BEGIN PROVIDED RECORDS

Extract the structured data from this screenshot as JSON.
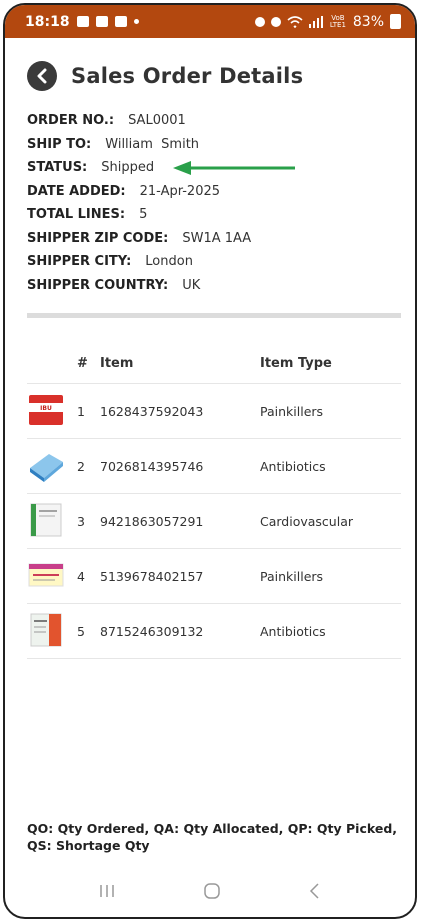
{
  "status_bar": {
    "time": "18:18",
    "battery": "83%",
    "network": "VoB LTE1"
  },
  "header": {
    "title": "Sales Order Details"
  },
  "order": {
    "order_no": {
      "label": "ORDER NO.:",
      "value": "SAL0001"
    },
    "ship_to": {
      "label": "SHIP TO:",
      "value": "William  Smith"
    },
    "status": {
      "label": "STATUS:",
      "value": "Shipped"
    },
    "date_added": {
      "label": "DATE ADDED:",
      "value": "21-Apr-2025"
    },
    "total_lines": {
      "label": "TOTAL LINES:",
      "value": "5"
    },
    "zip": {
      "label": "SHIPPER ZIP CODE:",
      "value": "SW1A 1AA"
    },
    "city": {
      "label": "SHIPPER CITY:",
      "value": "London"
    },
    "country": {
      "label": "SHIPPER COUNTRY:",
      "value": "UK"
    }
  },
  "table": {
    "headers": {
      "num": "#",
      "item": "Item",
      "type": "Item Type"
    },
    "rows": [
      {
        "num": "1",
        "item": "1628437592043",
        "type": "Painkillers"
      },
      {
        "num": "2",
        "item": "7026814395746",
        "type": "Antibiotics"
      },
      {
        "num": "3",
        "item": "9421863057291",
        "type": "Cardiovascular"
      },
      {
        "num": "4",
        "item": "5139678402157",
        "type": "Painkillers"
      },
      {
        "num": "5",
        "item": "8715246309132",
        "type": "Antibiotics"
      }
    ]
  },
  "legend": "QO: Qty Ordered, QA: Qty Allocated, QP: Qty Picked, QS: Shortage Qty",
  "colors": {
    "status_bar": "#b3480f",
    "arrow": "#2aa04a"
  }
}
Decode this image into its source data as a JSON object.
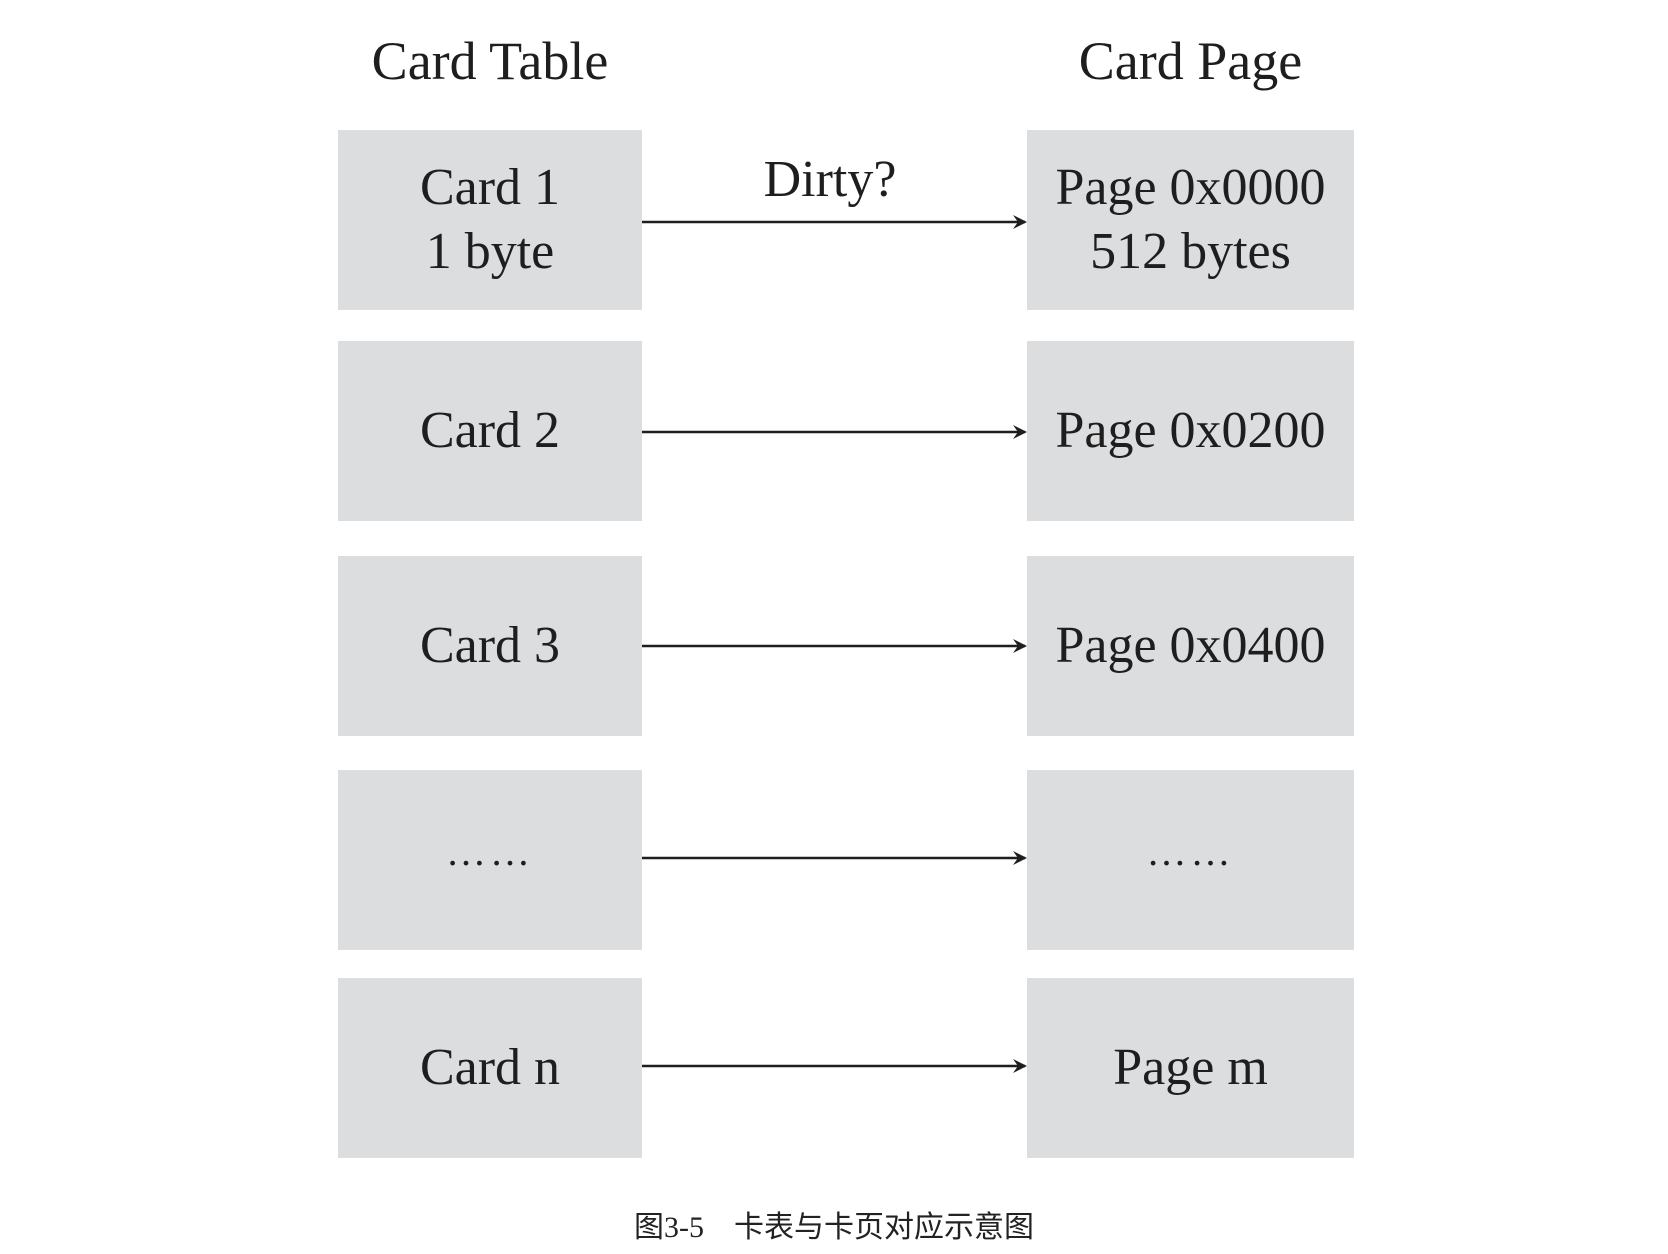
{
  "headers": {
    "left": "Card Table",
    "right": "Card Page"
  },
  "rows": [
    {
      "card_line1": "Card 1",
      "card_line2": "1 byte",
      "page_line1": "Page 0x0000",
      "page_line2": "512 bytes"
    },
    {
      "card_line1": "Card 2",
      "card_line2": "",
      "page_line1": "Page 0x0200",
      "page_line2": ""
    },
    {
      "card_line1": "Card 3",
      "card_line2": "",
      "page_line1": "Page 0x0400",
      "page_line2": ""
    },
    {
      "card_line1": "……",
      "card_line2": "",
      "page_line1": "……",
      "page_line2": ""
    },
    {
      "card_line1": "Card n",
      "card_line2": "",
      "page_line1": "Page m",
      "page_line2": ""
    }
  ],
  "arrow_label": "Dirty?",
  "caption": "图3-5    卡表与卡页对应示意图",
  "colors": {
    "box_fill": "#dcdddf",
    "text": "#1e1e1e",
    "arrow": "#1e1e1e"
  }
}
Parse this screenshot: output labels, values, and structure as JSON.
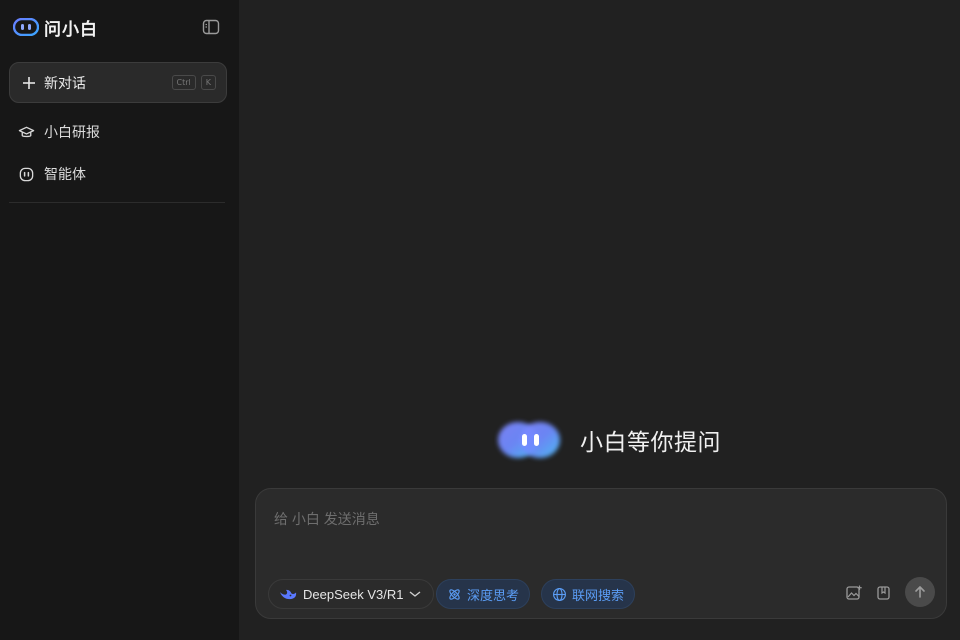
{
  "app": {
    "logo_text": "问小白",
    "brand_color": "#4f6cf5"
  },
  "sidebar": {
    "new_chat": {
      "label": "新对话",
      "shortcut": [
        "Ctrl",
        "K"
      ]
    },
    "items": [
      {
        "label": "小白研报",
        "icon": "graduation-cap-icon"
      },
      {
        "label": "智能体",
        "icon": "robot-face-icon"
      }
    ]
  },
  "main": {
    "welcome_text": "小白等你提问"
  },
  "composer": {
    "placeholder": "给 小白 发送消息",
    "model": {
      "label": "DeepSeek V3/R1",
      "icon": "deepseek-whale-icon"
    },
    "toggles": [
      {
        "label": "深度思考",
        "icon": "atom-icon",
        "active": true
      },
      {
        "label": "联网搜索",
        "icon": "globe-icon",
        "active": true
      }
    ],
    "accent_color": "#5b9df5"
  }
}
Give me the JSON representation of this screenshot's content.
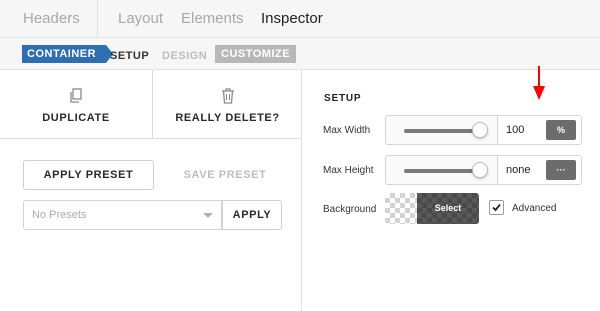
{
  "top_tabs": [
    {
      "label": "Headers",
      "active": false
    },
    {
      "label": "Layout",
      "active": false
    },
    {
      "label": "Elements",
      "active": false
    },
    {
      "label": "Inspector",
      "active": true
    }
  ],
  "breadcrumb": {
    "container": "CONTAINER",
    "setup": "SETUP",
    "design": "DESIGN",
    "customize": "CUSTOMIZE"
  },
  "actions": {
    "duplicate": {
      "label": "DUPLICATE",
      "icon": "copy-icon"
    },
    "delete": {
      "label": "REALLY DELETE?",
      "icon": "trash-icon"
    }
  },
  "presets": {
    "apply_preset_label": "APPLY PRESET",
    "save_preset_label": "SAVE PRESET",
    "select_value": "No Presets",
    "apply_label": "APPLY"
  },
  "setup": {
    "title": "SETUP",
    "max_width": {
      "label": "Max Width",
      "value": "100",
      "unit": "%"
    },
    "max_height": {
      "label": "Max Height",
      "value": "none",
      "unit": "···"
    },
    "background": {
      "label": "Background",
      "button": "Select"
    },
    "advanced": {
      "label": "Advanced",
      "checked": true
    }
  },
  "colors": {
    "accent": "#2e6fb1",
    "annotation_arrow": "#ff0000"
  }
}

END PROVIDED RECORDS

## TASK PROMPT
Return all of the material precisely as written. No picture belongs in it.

## SOLUTION
Extract the structured data from this screenshot as JSON.
{
  "status_bar": {
    "time": "18:18",
    "battery": "83%",
    "network": "VoB LTE1"
  },
  "header": {
    "title": "Sales Order Details"
  },
  "order": {
    "order_no": {
      "label": "ORDER NO.:",
      "value": "SAL0001"
    },
    "ship_to": {
      "label": "SHIP TO:",
      "value": "William  Smith"
    },
    "status": {
      "label": "STATUS:",
      "value": "Shipped"
    },
    "date_added": {
      "label": "DATE ADDED:",
      "value": "21-Apr-2025"
    },
    "total_lines": {
      "label": "TOTAL LINES:",
      "value": "5"
    },
    "zip": {
      "label": "SHIPPER ZIP CODE:",
      "value": "SW1A 1AA"
    },
    "city": {
      "label": "SHIPPER CITY:",
      "value": "London"
    },
    "country": {
      "label": "SHIPPER COUNTRY:",
      "value": "UK"
    }
  },
  "table": {
    "headers": {
      "num": "#",
      "item": "Item",
      "type": "Item Type"
    },
    "rows": [
      {
        "num": "1",
        "item": "1628437592043",
        "type": "Painkillers"
      },
      {
        "num": "2",
        "item": "7026814395746",
        "type": "Antibiotics"
      },
      {
        "num": "3",
        "item": "9421863057291",
        "type": "Cardiovascular"
      },
      {
        "num": "4",
        "item": "5139678402157",
        "type": "Painkillers"
      },
      {
        "num": "5",
        "item": "8715246309132",
        "type": "Antibiotics"
      }
    ]
  },
  "legend": "QO: Qty Ordered, QA: Qty Allocated, QP: Qty Picked, QS: Shortage Qty",
  "colors": {
    "status_bar": "#b3480f",
    "arrow": "#2aa04a"
  }
}
Decode this image into its source data as a JSON object.
{
  "headers": {
    "left": "Card Table",
    "right": "Card Page"
  },
  "rows": [
    {
      "card_line1": "Card 1",
      "card_line2": "1 byte",
      "page_line1": "Page 0x0000",
      "page_line2": "512 bytes"
    },
    {
      "card_line1": "Card 2",
      "card_line2": "",
      "page_line1": "Page 0x0200",
      "page_line2": ""
    },
    {
      "card_line1": "Card 3",
      "card_line2": "",
      "page_line1": "Page 0x0400",
      "page_line2": ""
    },
    {
      "card_line1": "……",
      "card_line2": "",
      "page_line1": "……",
      "page_line2": ""
    },
    {
      "card_line1": "Card n",
      "card_line2": "",
      "page_line1": "Page m",
      "page_line2": ""
    }
  ],
  "arrow_label": "Dirty?",
  "caption": "图3-5    卡表与卡页对应示意图",
  "colors": {
    "box_fill": "#dcdddf",
    "text": "#1e1e1e",
    "arrow": "#1e1e1e"
  }
}
Parse this screenshot: output labels, values, and structure as JSON.
{
  "app": {
    "logo_text": "问小白",
    "brand_color": "#4f6cf5"
  },
  "sidebar": {
    "new_chat": {
      "label": "新对话",
      "shortcut": [
        "Ctrl",
        "K"
      ]
    },
    "items": [
      {
        "label": "小白研报",
        "icon": "graduation-cap-icon"
      },
      {
        "label": "智能体",
        "icon": "robot-face-icon"
      }
    ]
  },
  "main": {
    "welcome_text": "小白等你提问"
  },
  "composer": {
    "placeholder": "给 小白 发送消息",
    "model": {
      "label": "DeepSeek V3/R1",
      "icon": "deepseek-whale-icon"
    },
    "toggles": [
      {
        "label": "深度思考",
        "icon": "atom-icon",
        "active": true
      },
      {
        "label": "联网搜索",
        "icon": "globe-icon",
        "active": true
      }
    ],
    "accent_color": "#5b9df5"
  }
}
Give me the JSON representation of this screenshot's content.
{
  "top_tabs": [
    {
      "label": "Headers",
      "active": false
    },
    {
      "label": "Layout",
      "active": false
    },
    {
      "label": "Elements",
      "active": false
    },
    {
      "label": "Inspector",
      "active": true
    }
  ],
  "breadcrumb": {
    "container": "CONTAINER",
    "setup": "SETUP",
    "design": "DESIGN",
    "customize": "CUSTOMIZE"
  },
  "actions": {
    "duplicate": {
      "label": "DUPLICATE",
      "icon": "copy-icon"
    },
    "delete": {
      "label": "REALLY DELETE?",
      "icon": "trash-icon"
    }
  },
  "presets": {
    "apply_preset_label": "APPLY PRESET",
    "save_preset_label": "SAVE PRESET",
    "select_value": "No Presets",
    "apply_label": "APPLY"
  },
  "setup": {
    "title": "SETUP",
    "max_width": {
      "label": "Max Width",
      "value": "100",
      "unit": "%"
    },
    "max_height": {
      "label": "Max Height",
      "value": "none",
      "unit": "···"
    },
    "background": {
      "label": "Background",
      "button": "Select"
    },
    "advanced": {
      "label": "Advanced",
      "checked": true
    }
  },
  "colors": {
    "accent": "#2e6fb1",
    "annotation_arrow": "#ff0000"
  }
}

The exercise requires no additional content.